Despite the growing rate of digital payment channels acceptance in the country, there are barriers that discourage frequent use. These include the wait periods in which transactions have to undergo different loops to be completed, delays in merchant payment, infrastructure barriers, and charges. Irrespective of these challenges, digital payment continues to see traction in adoption.

When asked what they liked about their current payment methods, 29 percent of respondents chose ease of use, 28 percent chose reliability and 18 percent chose speed. More than digitised processes (10 percent), affordability (10 percent), and customisation (5 percent) were also considered attractions.

Read also: ‘Financial inclusion will not improve if Nigeria doesn’t address barriers to ID ownership’

85 percent of respondents chose bank transfers as one of the ways they made payments, compared to 60 percent for cash, 23 percent for cheques, and 17 percent for mobile money. When asked about receiving payments from other businesses, 62 percent said they received payments via bank transfers, compared to 59 percent for cash, 32 percent for cheques, and 15 percent for mobile money.

The report also highlighted that 44 percent of businesses still have to wait more than 24 hours to receive payments from business customers and partners. 34 percent take up to 7 days to receive payments, 17 percent take up to 30 days and 3 percent take more than 30 days to receive business payments. This presents a significant challenge for businesses that are often unable to maximise the opportunities available to them due to cash flow restrictions induced by complex payment flows.

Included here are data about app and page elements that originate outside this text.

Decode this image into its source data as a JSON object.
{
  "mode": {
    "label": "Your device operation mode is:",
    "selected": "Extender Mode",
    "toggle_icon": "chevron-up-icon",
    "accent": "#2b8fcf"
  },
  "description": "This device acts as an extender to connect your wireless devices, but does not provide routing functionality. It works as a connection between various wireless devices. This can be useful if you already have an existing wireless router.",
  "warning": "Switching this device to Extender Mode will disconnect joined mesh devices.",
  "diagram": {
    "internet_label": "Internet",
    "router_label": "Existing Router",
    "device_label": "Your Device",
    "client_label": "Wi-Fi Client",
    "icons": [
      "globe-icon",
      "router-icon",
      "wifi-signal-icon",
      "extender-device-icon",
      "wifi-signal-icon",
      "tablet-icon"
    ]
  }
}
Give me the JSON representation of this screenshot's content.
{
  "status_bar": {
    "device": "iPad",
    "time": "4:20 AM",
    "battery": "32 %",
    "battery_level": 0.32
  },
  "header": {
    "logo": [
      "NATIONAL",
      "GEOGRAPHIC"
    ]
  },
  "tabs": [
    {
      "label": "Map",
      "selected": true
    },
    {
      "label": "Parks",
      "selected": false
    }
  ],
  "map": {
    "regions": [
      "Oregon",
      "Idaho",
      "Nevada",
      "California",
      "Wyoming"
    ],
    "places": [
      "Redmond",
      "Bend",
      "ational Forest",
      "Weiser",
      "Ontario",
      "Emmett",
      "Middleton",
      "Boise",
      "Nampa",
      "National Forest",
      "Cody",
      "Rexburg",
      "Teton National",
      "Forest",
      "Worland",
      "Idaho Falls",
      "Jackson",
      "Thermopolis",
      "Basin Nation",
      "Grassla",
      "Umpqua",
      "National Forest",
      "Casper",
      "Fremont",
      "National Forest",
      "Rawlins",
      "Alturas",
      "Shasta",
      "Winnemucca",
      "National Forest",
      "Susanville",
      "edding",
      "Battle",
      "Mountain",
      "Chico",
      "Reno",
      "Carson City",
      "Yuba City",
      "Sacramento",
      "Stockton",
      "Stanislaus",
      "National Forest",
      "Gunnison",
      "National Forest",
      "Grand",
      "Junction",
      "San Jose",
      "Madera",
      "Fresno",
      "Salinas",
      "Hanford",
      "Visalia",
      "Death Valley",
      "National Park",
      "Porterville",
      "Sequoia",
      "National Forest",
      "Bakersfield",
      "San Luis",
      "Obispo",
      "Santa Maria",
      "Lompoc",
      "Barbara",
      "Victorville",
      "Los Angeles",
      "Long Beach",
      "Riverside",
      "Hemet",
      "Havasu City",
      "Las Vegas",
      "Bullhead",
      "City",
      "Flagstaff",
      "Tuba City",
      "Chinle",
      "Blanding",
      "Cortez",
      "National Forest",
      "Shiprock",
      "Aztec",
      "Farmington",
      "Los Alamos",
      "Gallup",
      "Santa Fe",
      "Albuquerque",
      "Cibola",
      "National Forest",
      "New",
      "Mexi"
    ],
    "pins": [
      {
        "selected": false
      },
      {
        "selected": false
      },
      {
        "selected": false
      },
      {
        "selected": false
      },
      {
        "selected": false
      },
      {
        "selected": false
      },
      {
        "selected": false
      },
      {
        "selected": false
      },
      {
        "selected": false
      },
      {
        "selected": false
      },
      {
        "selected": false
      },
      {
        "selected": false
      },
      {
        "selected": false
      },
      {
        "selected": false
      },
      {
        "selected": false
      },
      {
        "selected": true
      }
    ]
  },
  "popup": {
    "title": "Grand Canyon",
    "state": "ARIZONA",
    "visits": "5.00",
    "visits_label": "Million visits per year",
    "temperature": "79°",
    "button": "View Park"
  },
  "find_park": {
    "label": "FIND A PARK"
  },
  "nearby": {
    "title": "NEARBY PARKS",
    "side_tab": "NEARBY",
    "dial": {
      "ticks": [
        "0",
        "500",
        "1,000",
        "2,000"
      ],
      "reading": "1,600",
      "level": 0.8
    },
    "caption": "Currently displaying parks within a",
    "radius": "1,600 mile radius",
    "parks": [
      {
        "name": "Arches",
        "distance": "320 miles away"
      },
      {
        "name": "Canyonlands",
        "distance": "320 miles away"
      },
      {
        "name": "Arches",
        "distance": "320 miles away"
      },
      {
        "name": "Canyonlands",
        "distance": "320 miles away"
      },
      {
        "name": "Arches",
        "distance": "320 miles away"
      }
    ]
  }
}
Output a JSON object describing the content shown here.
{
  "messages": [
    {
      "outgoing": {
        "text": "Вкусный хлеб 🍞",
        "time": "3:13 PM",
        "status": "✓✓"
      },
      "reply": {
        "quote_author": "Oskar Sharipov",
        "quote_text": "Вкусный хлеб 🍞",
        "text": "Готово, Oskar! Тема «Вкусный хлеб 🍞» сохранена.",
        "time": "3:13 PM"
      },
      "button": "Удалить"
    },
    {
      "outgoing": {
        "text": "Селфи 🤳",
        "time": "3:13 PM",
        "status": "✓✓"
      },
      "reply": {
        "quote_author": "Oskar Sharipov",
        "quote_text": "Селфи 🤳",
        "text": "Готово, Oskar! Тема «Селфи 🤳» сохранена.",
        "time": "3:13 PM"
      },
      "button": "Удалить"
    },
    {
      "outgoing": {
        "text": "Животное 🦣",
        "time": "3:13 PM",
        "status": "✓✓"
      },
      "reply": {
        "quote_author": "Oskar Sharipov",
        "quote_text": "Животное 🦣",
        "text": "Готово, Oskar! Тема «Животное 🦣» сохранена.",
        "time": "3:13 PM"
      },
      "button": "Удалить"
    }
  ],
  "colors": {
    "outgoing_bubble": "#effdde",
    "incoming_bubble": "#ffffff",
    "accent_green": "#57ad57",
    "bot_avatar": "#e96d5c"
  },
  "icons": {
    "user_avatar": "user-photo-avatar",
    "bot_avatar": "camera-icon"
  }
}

According to the World Bank, B2B payments in Sub-Saharan Africa represent a $1.5 trillion market. However, the process of making and receiving payments remains largely manual, which makes it expensive and highly inefficient for businesses. Invoices are also not standardised and they are typically issued and received manually, which increases the administrative burden on business owners, taking more time and effort that can be invested into their businesses.